What the task requires
Check each line of the data for "https", and copy the ones that have it.
Source data Start Marker
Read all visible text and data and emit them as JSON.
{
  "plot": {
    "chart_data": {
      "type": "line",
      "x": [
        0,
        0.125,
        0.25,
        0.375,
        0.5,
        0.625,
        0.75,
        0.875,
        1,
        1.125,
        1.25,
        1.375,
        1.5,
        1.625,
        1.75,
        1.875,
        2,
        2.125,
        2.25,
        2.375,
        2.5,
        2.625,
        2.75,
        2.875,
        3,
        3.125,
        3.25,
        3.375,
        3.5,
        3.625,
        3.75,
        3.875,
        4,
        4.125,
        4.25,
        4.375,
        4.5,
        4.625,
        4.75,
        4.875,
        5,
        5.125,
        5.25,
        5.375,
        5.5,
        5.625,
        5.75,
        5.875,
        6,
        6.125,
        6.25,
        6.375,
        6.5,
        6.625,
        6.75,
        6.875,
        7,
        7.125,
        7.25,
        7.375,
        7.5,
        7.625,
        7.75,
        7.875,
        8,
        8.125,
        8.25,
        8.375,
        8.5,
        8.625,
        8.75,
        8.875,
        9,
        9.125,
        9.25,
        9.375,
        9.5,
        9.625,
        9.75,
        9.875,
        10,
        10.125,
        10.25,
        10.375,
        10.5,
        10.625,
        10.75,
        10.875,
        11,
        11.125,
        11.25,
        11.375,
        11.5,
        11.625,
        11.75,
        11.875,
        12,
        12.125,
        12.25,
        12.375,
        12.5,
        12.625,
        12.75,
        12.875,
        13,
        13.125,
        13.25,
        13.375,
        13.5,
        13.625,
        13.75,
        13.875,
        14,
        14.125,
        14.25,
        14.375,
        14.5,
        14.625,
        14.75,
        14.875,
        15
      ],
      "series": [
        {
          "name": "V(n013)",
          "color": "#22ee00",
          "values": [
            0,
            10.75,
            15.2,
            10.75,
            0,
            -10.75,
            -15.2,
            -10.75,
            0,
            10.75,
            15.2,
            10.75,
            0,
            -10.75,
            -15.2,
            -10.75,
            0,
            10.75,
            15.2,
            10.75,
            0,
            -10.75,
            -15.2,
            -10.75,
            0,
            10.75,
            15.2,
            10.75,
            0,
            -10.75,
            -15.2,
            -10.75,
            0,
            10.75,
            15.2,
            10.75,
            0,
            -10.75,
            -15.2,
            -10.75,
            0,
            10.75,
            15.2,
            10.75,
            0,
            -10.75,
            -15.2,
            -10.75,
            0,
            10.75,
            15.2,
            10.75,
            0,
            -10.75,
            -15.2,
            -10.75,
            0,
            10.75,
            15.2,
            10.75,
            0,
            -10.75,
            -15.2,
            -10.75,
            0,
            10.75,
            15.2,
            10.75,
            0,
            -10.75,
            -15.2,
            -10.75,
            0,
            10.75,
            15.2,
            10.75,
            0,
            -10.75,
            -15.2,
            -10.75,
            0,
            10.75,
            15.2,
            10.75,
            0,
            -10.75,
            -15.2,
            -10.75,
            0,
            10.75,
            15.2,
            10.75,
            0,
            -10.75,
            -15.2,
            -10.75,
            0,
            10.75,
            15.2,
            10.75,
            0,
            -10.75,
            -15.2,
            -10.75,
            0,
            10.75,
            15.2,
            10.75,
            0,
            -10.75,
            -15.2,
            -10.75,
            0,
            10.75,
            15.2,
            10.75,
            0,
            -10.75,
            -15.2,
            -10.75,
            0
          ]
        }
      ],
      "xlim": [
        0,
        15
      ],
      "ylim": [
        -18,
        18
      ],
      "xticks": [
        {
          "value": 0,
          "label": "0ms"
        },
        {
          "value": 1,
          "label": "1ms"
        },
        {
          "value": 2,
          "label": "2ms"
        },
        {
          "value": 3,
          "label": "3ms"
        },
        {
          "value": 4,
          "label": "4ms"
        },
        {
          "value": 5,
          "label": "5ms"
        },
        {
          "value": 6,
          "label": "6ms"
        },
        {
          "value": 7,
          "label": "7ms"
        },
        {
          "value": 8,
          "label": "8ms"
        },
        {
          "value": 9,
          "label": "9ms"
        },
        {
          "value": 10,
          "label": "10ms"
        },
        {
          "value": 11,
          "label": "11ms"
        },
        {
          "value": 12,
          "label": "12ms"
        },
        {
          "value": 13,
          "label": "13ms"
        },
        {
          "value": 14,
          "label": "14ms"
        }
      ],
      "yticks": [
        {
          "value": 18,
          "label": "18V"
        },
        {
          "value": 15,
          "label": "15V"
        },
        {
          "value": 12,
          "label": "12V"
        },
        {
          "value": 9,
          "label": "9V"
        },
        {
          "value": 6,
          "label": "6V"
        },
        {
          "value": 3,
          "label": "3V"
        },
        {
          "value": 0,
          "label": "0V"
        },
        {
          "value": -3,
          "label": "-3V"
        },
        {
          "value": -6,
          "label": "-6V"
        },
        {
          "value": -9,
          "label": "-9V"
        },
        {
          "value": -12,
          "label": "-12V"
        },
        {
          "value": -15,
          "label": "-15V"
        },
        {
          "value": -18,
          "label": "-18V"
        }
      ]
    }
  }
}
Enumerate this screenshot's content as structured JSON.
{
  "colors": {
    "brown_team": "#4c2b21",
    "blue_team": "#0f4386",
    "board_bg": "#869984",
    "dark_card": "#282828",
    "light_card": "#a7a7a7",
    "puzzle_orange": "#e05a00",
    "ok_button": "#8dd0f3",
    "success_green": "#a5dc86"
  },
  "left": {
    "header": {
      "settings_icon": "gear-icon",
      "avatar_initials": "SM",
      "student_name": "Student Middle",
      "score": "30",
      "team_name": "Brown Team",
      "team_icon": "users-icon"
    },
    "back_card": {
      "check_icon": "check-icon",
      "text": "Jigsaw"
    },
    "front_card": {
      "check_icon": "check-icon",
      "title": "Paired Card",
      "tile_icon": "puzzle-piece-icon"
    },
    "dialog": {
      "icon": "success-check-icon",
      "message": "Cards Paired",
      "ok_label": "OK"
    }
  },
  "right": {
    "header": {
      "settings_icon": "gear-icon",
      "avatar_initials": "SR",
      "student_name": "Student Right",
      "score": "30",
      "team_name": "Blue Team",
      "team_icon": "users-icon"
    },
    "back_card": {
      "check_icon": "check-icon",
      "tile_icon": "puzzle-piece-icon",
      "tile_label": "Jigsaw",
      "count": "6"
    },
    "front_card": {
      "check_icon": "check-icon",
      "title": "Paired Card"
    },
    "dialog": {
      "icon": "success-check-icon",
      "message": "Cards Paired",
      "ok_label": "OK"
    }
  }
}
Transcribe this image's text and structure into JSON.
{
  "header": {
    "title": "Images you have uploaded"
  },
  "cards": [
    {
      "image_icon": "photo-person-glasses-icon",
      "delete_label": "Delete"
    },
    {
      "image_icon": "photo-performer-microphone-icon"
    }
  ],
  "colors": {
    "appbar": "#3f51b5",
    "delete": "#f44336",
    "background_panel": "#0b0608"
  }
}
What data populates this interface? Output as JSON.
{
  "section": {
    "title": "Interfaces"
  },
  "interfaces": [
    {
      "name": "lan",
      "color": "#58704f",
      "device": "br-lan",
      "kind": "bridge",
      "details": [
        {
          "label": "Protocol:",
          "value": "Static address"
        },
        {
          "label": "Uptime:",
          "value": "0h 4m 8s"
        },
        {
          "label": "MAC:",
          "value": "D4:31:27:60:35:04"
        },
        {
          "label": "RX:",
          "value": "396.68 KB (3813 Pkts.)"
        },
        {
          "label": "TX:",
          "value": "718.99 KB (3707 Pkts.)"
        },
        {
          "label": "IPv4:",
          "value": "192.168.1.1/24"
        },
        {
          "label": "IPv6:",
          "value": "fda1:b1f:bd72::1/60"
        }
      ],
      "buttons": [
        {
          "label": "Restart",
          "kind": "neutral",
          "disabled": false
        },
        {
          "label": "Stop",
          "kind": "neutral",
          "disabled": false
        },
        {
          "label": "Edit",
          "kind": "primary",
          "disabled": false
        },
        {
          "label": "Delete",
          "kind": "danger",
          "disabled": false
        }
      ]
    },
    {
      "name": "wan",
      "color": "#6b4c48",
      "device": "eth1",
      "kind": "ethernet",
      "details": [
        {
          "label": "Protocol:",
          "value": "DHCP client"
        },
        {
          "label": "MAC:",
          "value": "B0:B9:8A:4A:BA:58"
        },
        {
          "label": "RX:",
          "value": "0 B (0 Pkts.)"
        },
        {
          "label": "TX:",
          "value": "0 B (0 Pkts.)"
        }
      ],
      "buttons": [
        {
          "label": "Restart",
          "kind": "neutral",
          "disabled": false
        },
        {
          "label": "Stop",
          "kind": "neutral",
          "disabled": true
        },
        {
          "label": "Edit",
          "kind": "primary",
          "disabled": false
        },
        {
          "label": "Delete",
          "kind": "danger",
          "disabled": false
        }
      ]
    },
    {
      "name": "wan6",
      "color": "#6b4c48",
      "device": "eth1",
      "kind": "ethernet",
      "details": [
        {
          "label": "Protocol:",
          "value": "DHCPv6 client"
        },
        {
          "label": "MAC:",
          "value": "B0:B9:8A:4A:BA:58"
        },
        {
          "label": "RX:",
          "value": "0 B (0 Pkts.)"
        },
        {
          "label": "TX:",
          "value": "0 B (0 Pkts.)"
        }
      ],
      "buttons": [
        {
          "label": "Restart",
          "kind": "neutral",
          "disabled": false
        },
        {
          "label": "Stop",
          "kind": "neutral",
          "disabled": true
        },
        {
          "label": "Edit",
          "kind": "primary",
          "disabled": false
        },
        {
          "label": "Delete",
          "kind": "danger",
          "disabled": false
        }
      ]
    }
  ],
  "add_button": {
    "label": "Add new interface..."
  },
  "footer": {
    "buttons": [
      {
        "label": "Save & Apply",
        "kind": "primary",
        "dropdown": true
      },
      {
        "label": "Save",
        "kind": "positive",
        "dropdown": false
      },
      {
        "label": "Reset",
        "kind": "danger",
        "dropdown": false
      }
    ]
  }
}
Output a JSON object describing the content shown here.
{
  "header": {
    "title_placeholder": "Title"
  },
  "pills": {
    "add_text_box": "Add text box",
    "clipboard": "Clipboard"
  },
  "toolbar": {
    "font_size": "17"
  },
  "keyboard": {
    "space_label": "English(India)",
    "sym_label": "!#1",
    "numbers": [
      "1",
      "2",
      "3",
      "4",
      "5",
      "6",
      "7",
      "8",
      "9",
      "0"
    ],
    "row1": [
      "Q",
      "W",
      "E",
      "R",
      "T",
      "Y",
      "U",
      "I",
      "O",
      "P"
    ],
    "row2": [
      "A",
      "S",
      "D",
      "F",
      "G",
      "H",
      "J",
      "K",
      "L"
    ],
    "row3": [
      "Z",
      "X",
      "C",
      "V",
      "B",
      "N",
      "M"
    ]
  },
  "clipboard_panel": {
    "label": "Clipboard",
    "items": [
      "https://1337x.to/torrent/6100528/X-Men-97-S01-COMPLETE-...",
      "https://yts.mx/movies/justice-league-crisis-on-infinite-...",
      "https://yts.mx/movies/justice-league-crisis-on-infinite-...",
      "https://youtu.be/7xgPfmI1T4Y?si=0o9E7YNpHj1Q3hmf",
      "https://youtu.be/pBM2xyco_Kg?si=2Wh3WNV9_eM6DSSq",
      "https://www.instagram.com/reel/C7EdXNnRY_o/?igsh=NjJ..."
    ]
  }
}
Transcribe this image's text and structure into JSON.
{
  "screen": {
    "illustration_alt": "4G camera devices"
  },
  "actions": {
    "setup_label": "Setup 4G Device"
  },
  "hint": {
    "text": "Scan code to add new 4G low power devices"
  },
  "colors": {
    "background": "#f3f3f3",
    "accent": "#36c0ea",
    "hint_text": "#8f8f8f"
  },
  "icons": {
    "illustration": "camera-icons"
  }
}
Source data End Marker
The completed task
      "https://1337x.to/torrent/6100528/X-Men-97-S01-COMPLETE-...",
      "https://yts.mx/movies/justice-league-crisis-on-infinite-...",
      "https://yts.mx/movies/justice-league-crisis-on-infinite-...",
      "https://youtu.be/7xgPfmI1T4Y?si=0o9E7YNpHj1Q3hmf",
      "https://youtu.be/pBM2xyco_Kg?si=2Wh3WNV9_eM6DSSq",
      "https://www.instagram.com/reel/C7EdXNnRY_o/?igsh=NjJ..."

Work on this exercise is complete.